The government has shelved plans to conduct a second phase of the Leveson Inquiry into alleged police corruption and the extent of media misconduct surrounding the phone hacking scandal, as enthusiasm for another extended courtroom clash ebbs.
First established in 2011 the Leveson Inquiry was tasked with investigating the ‘culture, practices and ethics of the press following revelations that journalists had hacked the phone of murdered schoolgirl Milly Dowler.
That led to the establishment of a new press regulator to replace the Press Complaints Commission.
According to The Times government ministers balked at the costs involved in running a second phase of the trial amidst a general consensus that the ground had already been covered.
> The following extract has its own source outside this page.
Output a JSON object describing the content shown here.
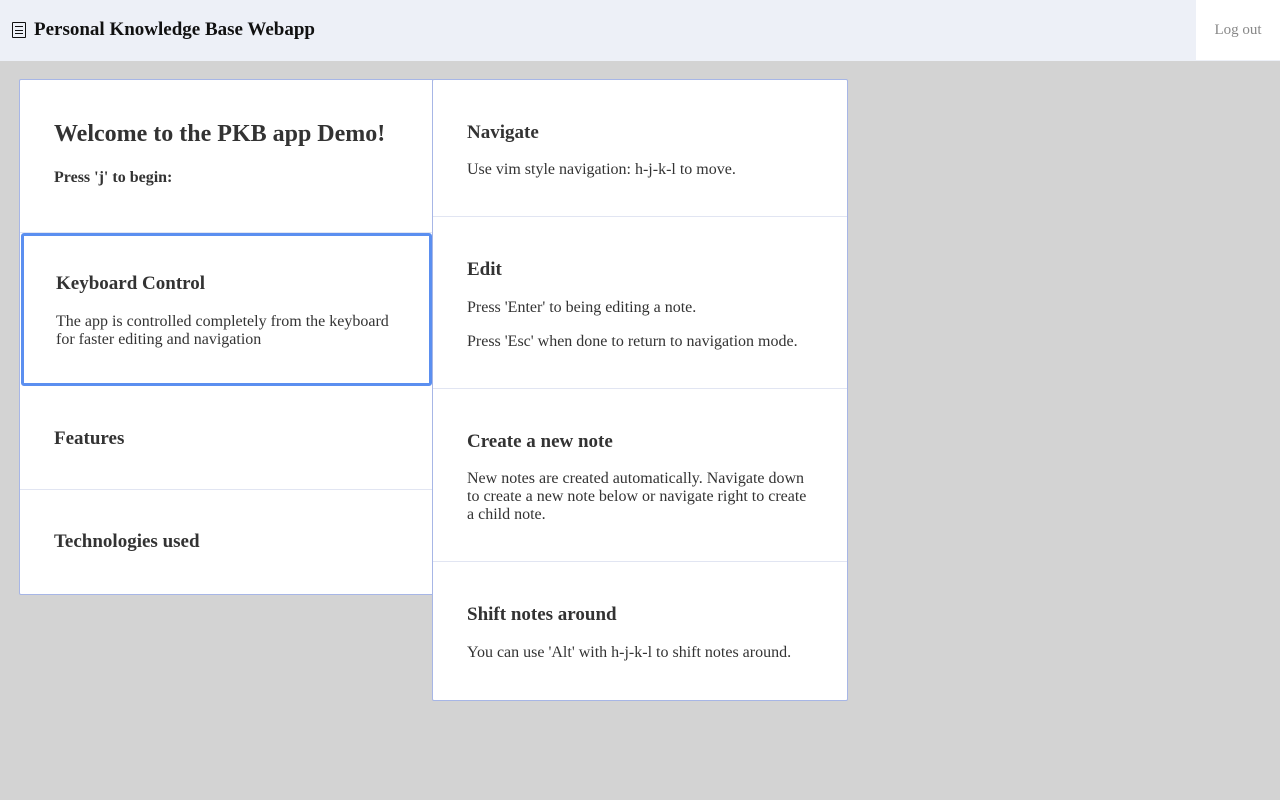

The Leveson inquiry cost £5.4m to conduct with the Met spending a further £41m investigating the activity of journalists.